Everything in the entries below must be output exactly, apart from the pictures.

------------

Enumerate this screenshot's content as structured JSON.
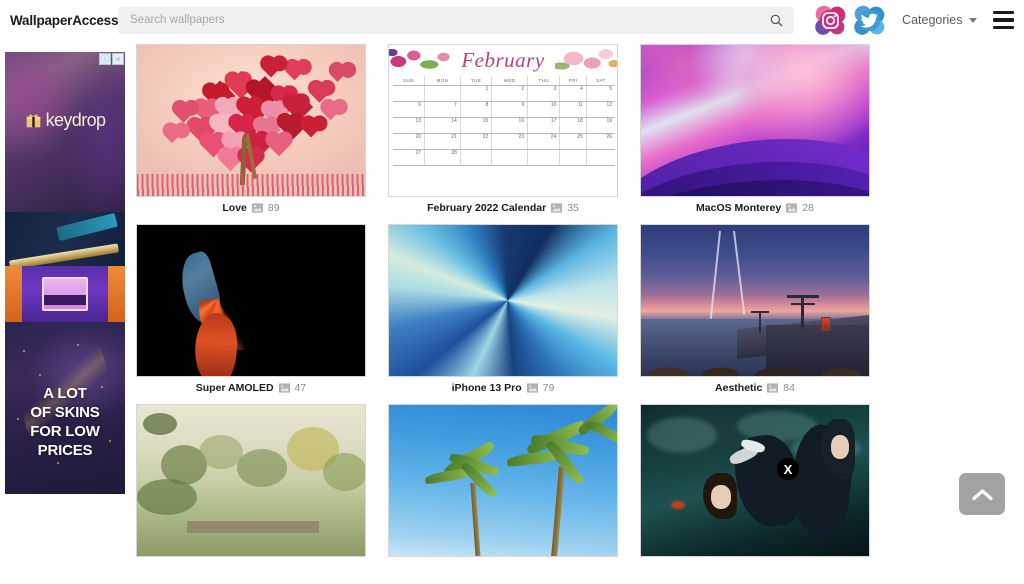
{
  "header": {
    "brand": "WallpaperAccess",
    "search": {
      "placeholder": "Search wallpapers",
      "value": "",
      "button_icon": "search-icon"
    },
    "social": [
      {
        "name": "instagram",
        "label": "Instagram"
      },
      {
        "name": "twitter",
        "label": "Twitter"
      }
    ],
    "categories_label": "Categories",
    "menu_icon": "hamburger-icon"
  },
  "ad": {
    "brand": "keydrop",
    "headline": "A LOT\nOF SKINS\nFOR LOW\nPRICES",
    "headline_lines": [
      "A LOT",
      "OF SKINS",
      "FOR LOW",
      "PRICES"
    ],
    "info_badge": "ⓘ",
    "close_badge": "×"
  },
  "grid": {
    "rows": [
      [
        {
          "title": "Love",
          "count": "89",
          "icon": "image-icon"
        },
        {
          "title": "February 2022 Calendar",
          "count": "35",
          "icon": "image-icon"
        },
        {
          "title": "MacOS Monterey",
          "count": "28",
          "icon": "image-icon"
        }
      ],
      [
        {
          "title": "Super AMOLED",
          "count": "47",
          "icon": "image-icon"
        },
        {
          "title": "iPhone 13 Pro",
          "count": "79",
          "icon": "image-icon"
        },
        {
          "title": "Aesthetic",
          "count": "84",
          "icon": "image-icon"
        }
      ],
      [
        {
          "title": "",
          "count": "",
          "icon": "image-icon"
        },
        {
          "title": "",
          "count": "",
          "icon": "image-icon"
        },
        {
          "title": "",
          "count": "",
          "icon": "image-icon"
        }
      ]
    ]
  },
  "calendar": {
    "month_title": "February",
    "weekdays": [
      "SUN",
      "MON",
      "TUE",
      "WED",
      "THU",
      "FRI",
      "SAT"
    ],
    "weeks": [
      [
        "",
        "",
        "1",
        "2",
        "3",
        "4",
        "5"
      ],
      [
        "6",
        "7",
        "8",
        "9",
        "10",
        "11",
        "12"
      ],
      [
        "13",
        "14",
        "15",
        "16",
        "17",
        "18",
        "19"
      ],
      [
        "20",
        "21",
        "22",
        "23",
        "24",
        "25",
        "26"
      ],
      [
        "27",
        "28",
        "",
        "",
        "",
        "",
        ""
      ]
    ]
  },
  "overlay": {
    "anime_close_label": "X"
  },
  "scroll_top": {
    "icon": "chevron-up-icon"
  },
  "colors": {
    "page_bg": "#ffffff",
    "search_bg": "#f0f0f0",
    "text_dark": "#1b1b1b",
    "text_muted": "#8c8c8c",
    "scroll_top_bg": "#a3a3a3"
  }
}
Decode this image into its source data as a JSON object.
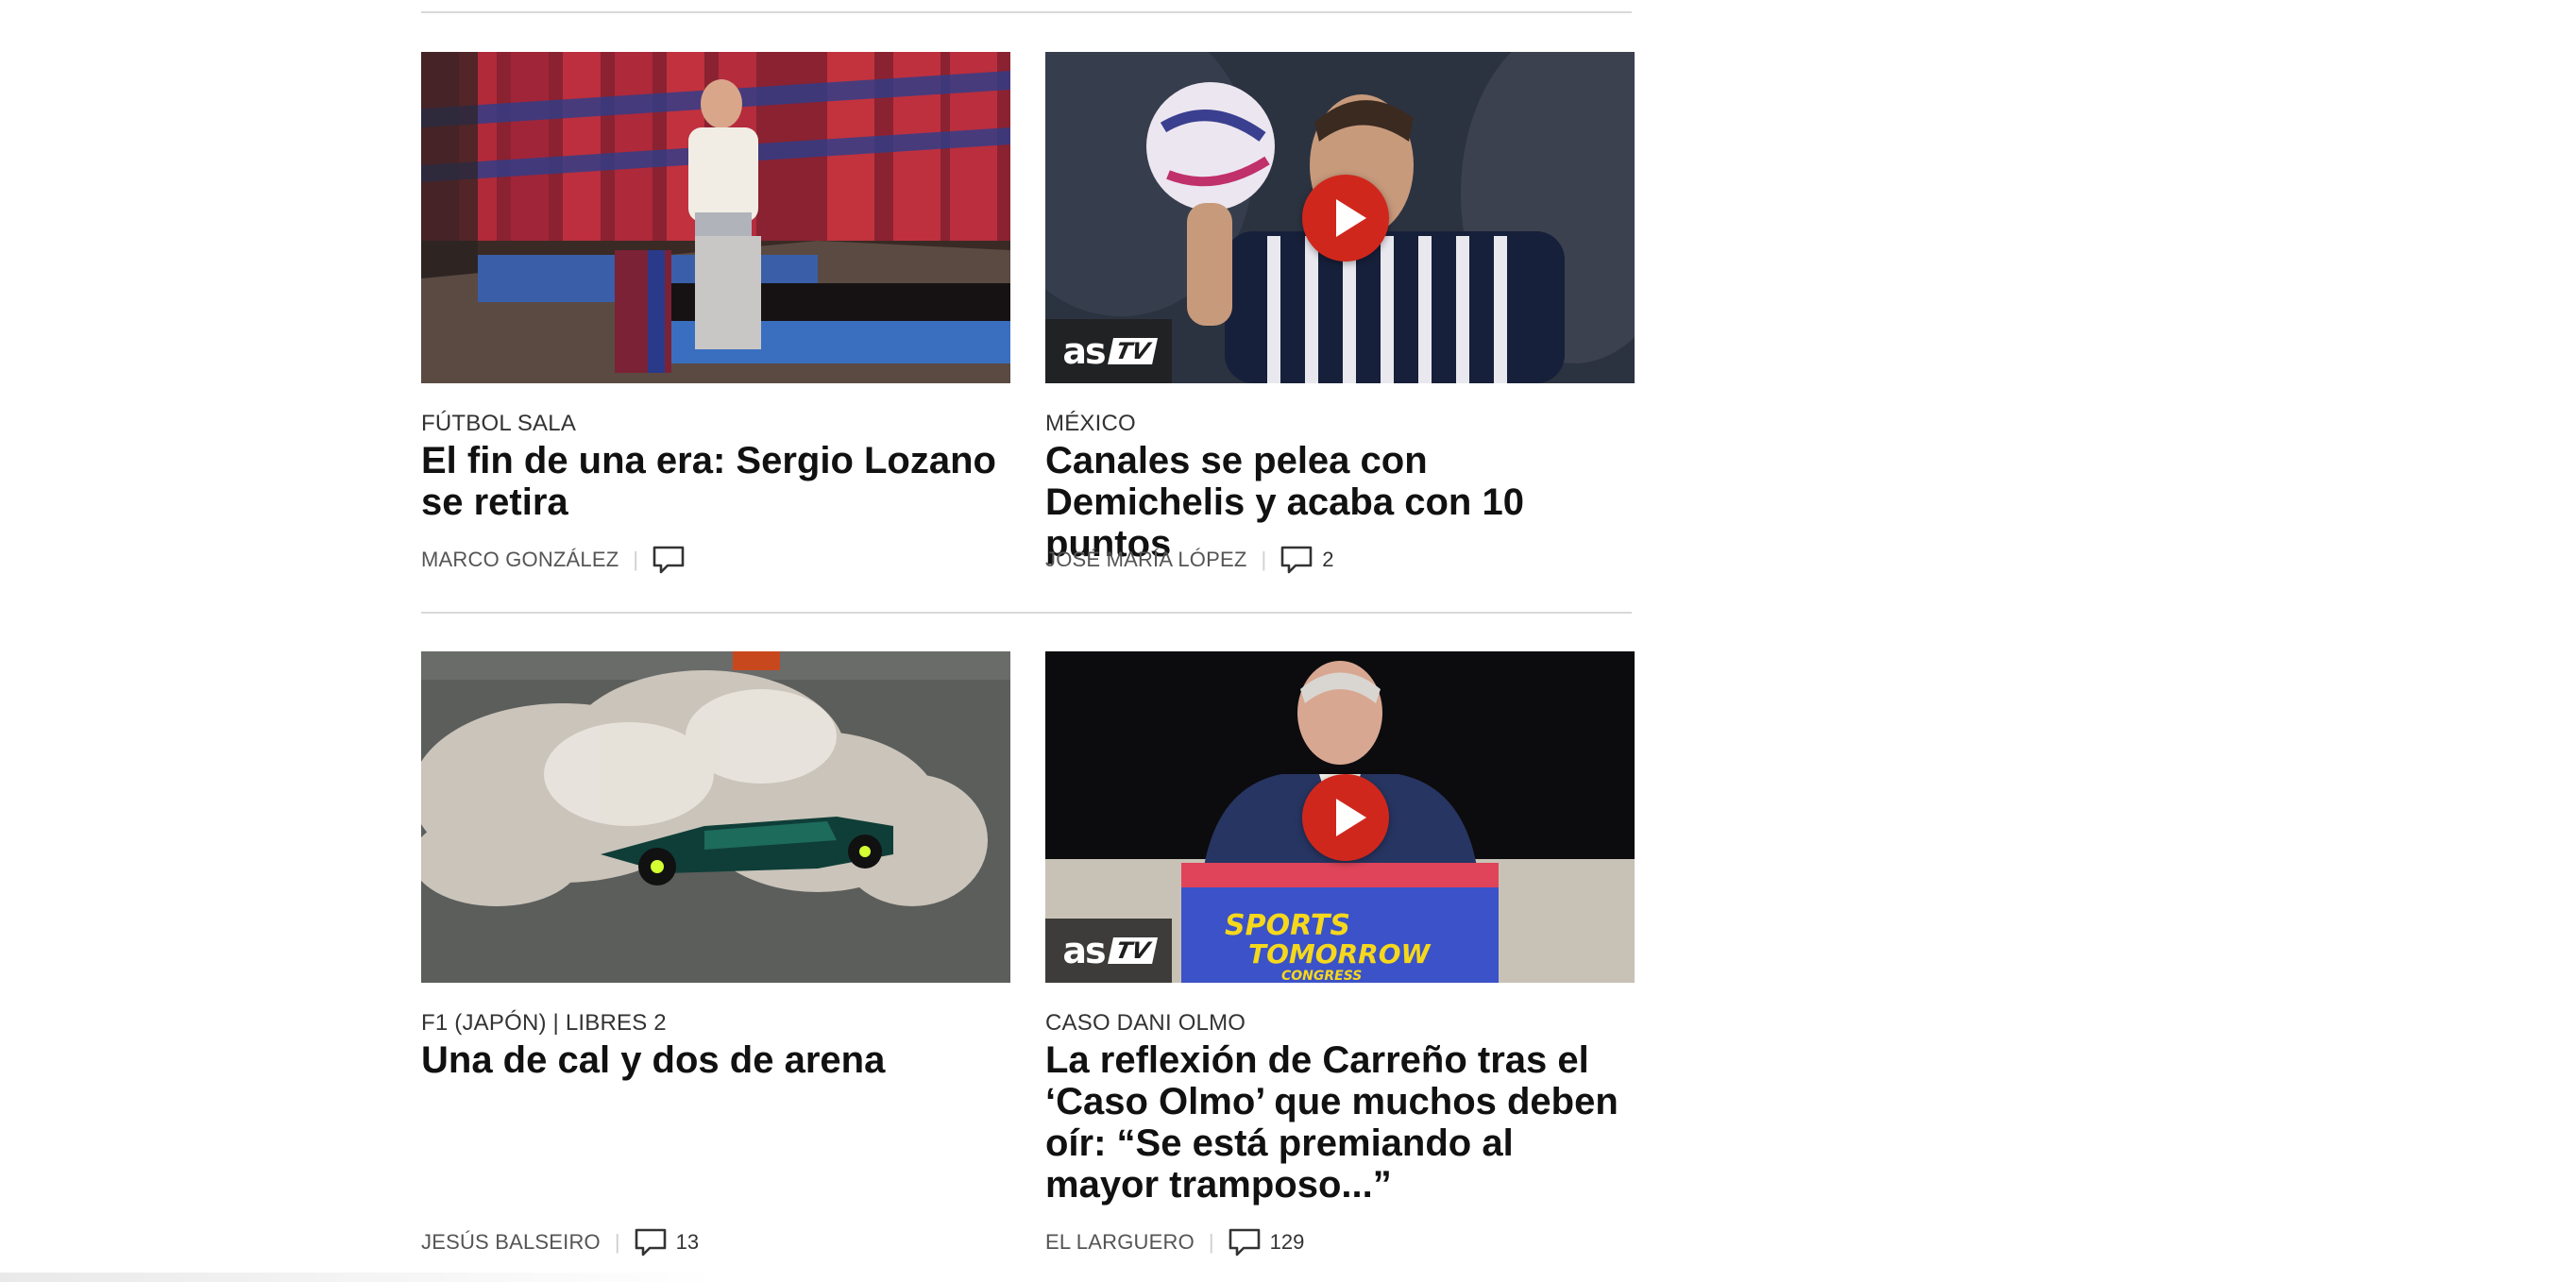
{
  "articles": [
    {
      "kicker": "FÚTBOL SALA",
      "headline": "El fin de una era: Sergio Lozano se retira",
      "author": "MARCO GONZÁLEZ",
      "comments": "",
      "is_video": false
    },
    {
      "kicker": "MÉXICO",
      "headline": "Canales se pelea con Demichelis y acaba con 10 puntos",
      "author": "JOSÉ MARÍA LÓPEZ",
      "comments": "2",
      "is_video": true,
      "video_badge": {
        "as": "as",
        "tv": "TV"
      }
    },
    {
      "kicker": "F1 (JAPÓN) | LIBRES 2",
      "headline": "Una de cal y dos de arena",
      "author": "JESÚS BALSEIRO",
      "comments": "13",
      "is_video": false
    },
    {
      "kicker": "CASO DANI OLMO",
      "headline": "La reflexión de Carreño tras el ‘Caso Olmo’ que muchos deben oír: “Se está premiando al mayor tramposo...”",
      "author": "EL LARGUERO",
      "comments": "129",
      "is_video": true,
      "video_badge": {
        "as": "as",
        "tv": "TV"
      },
      "image_banner": {
        "line1": "SPORTS",
        "line2": "TOMORROW",
        "line3": "CONGRESS"
      }
    }
  ],
  "separator": "|",
  "colors": {
    "play_button": "#d0271d",
    "rule": "#d9d9d9",
    "headline": "#111111",
    "meta": "#555555"
  },
  "icons": {
    "comment": "comment-bubble-icon",
    "play": "play-icon"
  }
}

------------

▸ REPLY TO THE EXERCISE
Enumerate this screenshot's content as structured JSON.
{
  "header": {
    "brand": "WallpaperAccess",
    "search": {
      "placeholder": "Search wallpapers",
      "value": "",
      "button_icon": "search-icon"
    },
    "social": [
      {
        "name": "instagram",
        "label": "Instagram"
      },
      {
        "name": "twitter",
        "label": "Twitter"
      }
    ],
    "categories_label": "Categories",
    "menu_icon": "hamburger-icon"
  },
  "ad": {
    "brand": "keydrop",
    "headline": "A LOT\nOF SKINS\nFOR LOW\nPRICES",
    "headline_lines": [
      "A LOT",
      "OF SKINS",
      "FOR LOW",
      "PRICES"
    ],
    "info_badge": "ⓘ",
    "close_badge": "×"
  },
  "grid": {
    "rows": [
      [
        {
          "title": "Love",
          "count": "89",
          "icon": "image-icon"
        },
        {
          "title": "February 2022 Calendar",
          "count": "35",
          "icon": "image-icon"
        },
        {
          "title": "MacOS Monterey",
          "count": "28",
          "icon": "image-icon"
        }
      ],
      [
        {
          "title": "Super AMOLED",
          "count": "47",
          "icon": "image-icon"
        },
        {
          "title": "iPhone 13 Pro",
          "count": "79",
          "icon": "image-icon"
        },
        {
          "title": "Aesthetic",
          "count": "84",
          "icon": "image-icon"
        }
      ],
      [
        {
          "title": "",
          "count": "",
          "icon": "image-icon"
        },
        {
          "title": "",
          "count": "",
          "icon": "image-icon"
        },
        {
          "title": "",
          "count": "",
          "icon": "image-icon"
        }
      ]
    ]
  },
  "calendar": {
    "month_title": "February",
    "weekdays": [
      "SUN",
      "MON",
      "TUE",
      "WED",
      "THU",
      "FRI",
      "SAT"
    ],
    "weeks": [
      [
        "",
        "",
        "1",
        "2",
        "3",
        "4",
        "5"
      ],
      [
        "6",
        "7",
        "8",
        "9",
        "10",
        "11",
        "12"
      ],
      [
        "13",
        "14",
        "15",
        "16",
        "17",
        "18",
        "19"
      ],
      [
        "20",
        "21",
        "22",
        "23",
        "24",
        "25",
        "26"
      ],
      [
        "27",
        "28",
        "",
        "",
        "",
        "",
        ""
      ]
    ]
  },
  "overlay": {
    "anime_close_label": "X"
  },
  "scroll_top": {
    "icon": "chevron-up-icon"
  },
  "colors": {
    "page_bg": "#ffffff",
    "search_bg": "#f0f0f0",
    "text_dark": "#1b1b1b",
    "text_muted": "#8c8c8c",
    "scroll_top_bg": "#a3a3a3"
  }
}
Decode this image into its source data as a JSON object.
{
  "articles": [
    {
      "kicker": "FÚTBOL SALA",
      "headline": "El fin de una era: Sergio Lozano se retira",
      "author": "MARCO GONZÁLEZ",
      "comments": "",
      "is_video": false
    },
    {
      "kicker": "MÉXICO",
      "headline": "Canales se pelea con Demichelis y acaba con 10 puntos",
      "author": "JOSÉ MARÍA LÓPEZ",
      "comments": "2",
      "is_video": true,
      "video_badge": {
        "as": "as",
        "tv": "TV"
      }
    },
    {
      "kicker": "F1 (JAPÓN) | LIBRES 2",
      "headline": "Una de cal y dos de arena",
      "author": "JESÚS BALSEIRO",
      "comments": "13",
      "is_video": false
    },
    {
      "kicker": "CASO DANI OLMO",
      "headline": "La reflexión de Carreño tras el ‘Caso Olmo’ que muchos deben oír: “Se está premiando al mayor tramposo...”",
      "author": "EL LARGUERO",
      "comments": "129",
      "is_video": true,
      "video_badge": {
        "as": "as",
        "tv": "TV"
      },
      "image_banner": {
        "line1": "SPORTS",
        "line2": "TOMORROW",
        "line3": "CONGRESS"
      }
    }
  ],
  "separator": "|",
  "colors": {
    "play_button": "#d0271d",
    "rule": "#d9d9d9",
    "headline": "#111111",
    "meta": "#555555"
  },
  "icons": {
    "comment": "comment-bubble-icon",
    "play": "play-icon"
  }
}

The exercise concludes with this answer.